Alignments to Content Standards: G-C.A.3 G-CO.D.12


You have been asked to place a warehouse so that it is an equal distance from the three roads indicated on the following map. Find this location and show your work.


  1. Show how to fold your paper to physically construct this point as an intersection of two creases.
  2. Explain why the above construction works, and in particular why you only needed to make two creases.

IM Commentary

This task can be implemented in a variety of ways. For a class with previous exposure to the incenter or angle bisectors, part (a) could be a quick exercise in geometric constructions,. Alternatively, this could be part of a full introduction to angle bisectors, culminating in a full proof that the three angle bisectors are concurrent, an essentially complete proof of which is found in the solution below.

We note also that the geometric construction aspect of the proof could be nicely replaced with an exploration involving the use of dynamic geometry software. Dragging the placement of the three initial roads in to a variety of configurations helps develop student's intuition for the incenter construction.

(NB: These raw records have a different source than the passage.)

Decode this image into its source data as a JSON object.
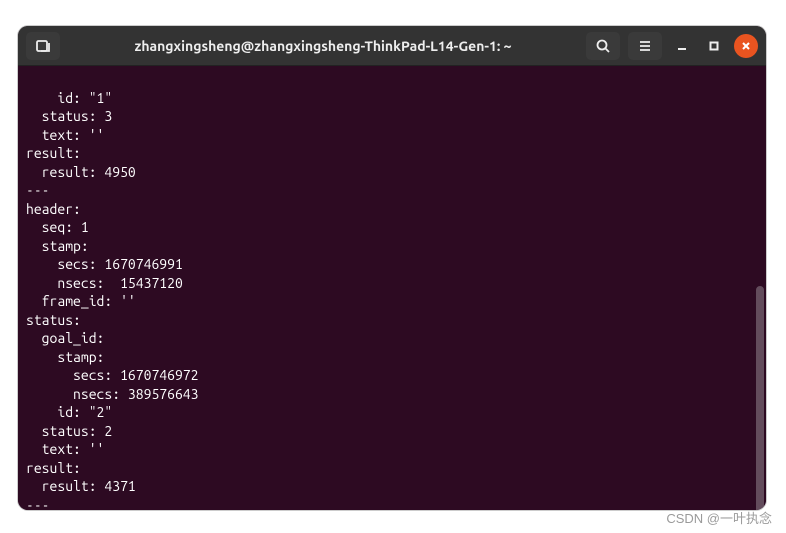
{
  "titlebar": {
    "title": "zhangxingsheng@zhangxingsheng-ThinkPad-L14-Gen-1: ~"
  },
  "terminal": {
    "lines": [
      "    id: \"1\"",
      "  status: 3",
      "  text: ''",
      "result:",
      "  result: 4950",
      "---",
      "header:",
      "  seq: 1",
      "  stamp:",
      "    secs: 1670746991",
      "    nsecs:  15437120",
      "  frame_id: ''",
      "status:",
      "  goal_id:",
      "    stamp:",
      "      secs: 1670746972",
      "      nsecs: 389576643",
      "    id: \"2\"",
      "  status: 2",
      "  text: ''",
      "result:",
      "  result: 4371",
      "---"
    ]
  },
  "watermark": "CSDN @一叶执念"
}
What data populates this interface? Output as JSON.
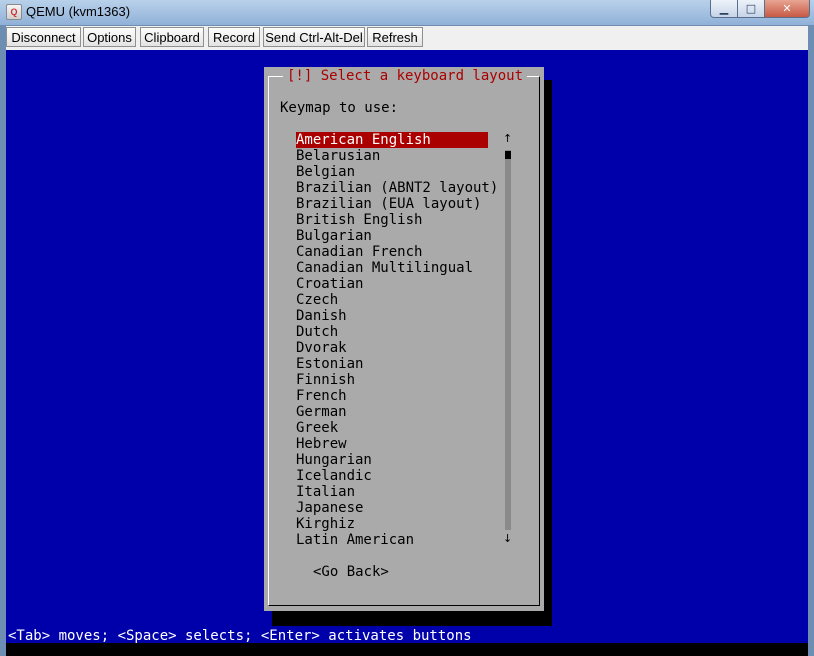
{
  "window": {
    "title": "QEMU (kvm1363)",
    "icon": "qemu-app-icon",
    "controls": [
      "minimize-icon",
      "maximize-icon",
      "close-icon"
    ]
  },
  "toolbar": {
    "buttons": [
      "Disconnect",
      "Options",
      "Clipboard",
      "Record",
      "Send Ctrl-Alt-Del",
      "Refresh"
    ]
  },
  "installer": {
    "dialog_title": "[!] Select a keyboard layout",
    "prompt": "Keymap to use:",
    "selected_index": 0,
    "keymaps": [
      "American English",
      "Belarusian",
      "Belgian",
      "Brazilian (ABNT2 layout)",
      "Brazilian (EUA layout)",
      "British English",
      "Bulgarian",
      "Canadian French",
      "Canadian Multilingual",
      "Croatian",
      "Czech",
      "Danish",
      "Dutch",
      "Dvorak",
      "Estonian",
      "Finnish",
      "French",
      "German",
      "Greek",
      "Hebrew",
      "Hungarian",
      "Icelandic",
      "Italian",
      "Japanese",
      "Kirghiz",
      "Latin American"
    ],
    "scroll_up": "↑",
    "scroll_down": "↓",
    "go_back": "<Go Back>",
    "status_line": "<Tab> moves; <Space> selects; <Enter> activates buttons"
  },
  "colors": {
    "screen_bg": "#0000aa",
    "dialog_bg": "#aaaaaa",
    "highlight": "#aa0000"
  }
}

  1. Fold and crease the paper so that Oak lies on top of Rio. Do the same so that Oak lies on top of Elm. The point of intersection of the two creases is the point an equal distance from the three sides.

  2. Since the desired location should be an equal distance from three sides of triangle ABC, we are looking for the center of the circle inscribed in the triangle. The center of the inscribed circle, called the incenter, can be found by constructing the angle bisectors of the three interior angles of the triangle, as in the diagram below. Since these angle bisectors are concurrent, it is sufficient to construct two of the angle bisectors (and hence only make two creases in part (a)).


  3. Now we show the concurrence of the three angle bisectors: It is easy to see that the distance from the warehouse $W=WH$ to Rio equals the distance from $W$ to Oak. Namely, draw perpendiculars from $W$ to both Rio and Oak, with respective intersection points $X$ and $Y$. The triangles $\triangle WXC$ and $\triangle WYC$ are congruent since they are right triangles with $\angle WCX = \angle WCY$ and sharing side $WC$. So $WX=WY$. Similarly, drawing a perpendicular to Elm through $W$ meeting Elm at $Z$, we have $WY = WZ$. Combining the two equalities, we learn that $WX = WZ$, so that $W$ is on the angle bisector and the three angle bisectors are concurrent.